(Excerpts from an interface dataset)
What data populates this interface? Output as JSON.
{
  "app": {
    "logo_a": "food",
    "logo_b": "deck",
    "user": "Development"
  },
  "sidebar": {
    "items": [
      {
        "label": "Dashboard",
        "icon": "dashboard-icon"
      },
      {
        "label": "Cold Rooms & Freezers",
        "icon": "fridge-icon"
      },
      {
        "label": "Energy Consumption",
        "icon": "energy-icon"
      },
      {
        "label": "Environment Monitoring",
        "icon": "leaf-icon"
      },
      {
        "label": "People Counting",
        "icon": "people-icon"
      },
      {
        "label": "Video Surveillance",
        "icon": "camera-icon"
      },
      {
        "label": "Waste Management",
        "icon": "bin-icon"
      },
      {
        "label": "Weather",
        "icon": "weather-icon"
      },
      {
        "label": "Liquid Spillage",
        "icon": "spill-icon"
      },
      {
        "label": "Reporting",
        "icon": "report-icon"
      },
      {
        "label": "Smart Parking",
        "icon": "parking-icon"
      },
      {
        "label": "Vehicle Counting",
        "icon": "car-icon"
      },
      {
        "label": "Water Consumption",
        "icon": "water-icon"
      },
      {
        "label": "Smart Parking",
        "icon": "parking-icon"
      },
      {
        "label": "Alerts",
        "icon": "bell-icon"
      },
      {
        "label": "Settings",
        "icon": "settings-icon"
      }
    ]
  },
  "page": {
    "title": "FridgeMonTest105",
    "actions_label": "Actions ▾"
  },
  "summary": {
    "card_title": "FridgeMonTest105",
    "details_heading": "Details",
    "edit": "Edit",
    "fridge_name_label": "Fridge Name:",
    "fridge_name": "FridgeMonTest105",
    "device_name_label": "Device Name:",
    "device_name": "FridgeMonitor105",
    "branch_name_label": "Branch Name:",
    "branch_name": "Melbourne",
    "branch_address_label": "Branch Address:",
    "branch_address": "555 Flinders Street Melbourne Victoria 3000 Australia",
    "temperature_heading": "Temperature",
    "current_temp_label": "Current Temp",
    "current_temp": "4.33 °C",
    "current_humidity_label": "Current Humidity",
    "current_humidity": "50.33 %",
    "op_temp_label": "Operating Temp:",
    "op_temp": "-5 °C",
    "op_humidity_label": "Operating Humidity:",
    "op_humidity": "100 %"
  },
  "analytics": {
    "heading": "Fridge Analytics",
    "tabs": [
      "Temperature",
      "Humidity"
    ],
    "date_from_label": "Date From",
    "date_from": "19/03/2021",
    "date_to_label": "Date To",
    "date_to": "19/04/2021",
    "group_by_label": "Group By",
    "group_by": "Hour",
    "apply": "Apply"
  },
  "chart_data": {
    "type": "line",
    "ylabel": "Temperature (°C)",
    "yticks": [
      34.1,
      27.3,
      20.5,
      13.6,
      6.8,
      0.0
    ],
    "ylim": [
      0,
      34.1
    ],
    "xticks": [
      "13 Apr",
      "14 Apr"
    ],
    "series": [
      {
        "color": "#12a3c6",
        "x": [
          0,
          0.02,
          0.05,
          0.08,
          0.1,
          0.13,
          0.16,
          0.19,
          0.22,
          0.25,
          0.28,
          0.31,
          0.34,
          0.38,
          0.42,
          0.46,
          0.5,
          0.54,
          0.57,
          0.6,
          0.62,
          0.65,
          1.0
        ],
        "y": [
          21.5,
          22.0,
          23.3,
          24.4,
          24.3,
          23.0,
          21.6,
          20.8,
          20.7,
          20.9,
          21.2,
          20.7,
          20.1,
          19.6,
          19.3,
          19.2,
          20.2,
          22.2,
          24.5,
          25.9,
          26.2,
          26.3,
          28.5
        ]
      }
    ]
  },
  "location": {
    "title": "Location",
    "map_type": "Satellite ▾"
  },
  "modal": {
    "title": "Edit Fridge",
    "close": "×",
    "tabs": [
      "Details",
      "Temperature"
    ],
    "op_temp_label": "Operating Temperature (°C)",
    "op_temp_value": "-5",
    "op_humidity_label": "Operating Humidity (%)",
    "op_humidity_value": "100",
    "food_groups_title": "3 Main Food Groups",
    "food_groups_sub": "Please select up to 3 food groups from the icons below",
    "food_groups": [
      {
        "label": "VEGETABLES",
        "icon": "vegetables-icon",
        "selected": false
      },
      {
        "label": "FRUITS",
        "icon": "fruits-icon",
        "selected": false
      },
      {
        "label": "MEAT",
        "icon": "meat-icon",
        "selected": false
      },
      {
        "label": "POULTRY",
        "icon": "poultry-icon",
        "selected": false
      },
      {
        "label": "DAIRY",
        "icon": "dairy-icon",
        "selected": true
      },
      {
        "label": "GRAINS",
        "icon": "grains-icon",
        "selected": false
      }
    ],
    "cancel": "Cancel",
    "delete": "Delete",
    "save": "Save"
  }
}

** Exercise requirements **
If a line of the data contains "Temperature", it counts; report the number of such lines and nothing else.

** Answer area **
5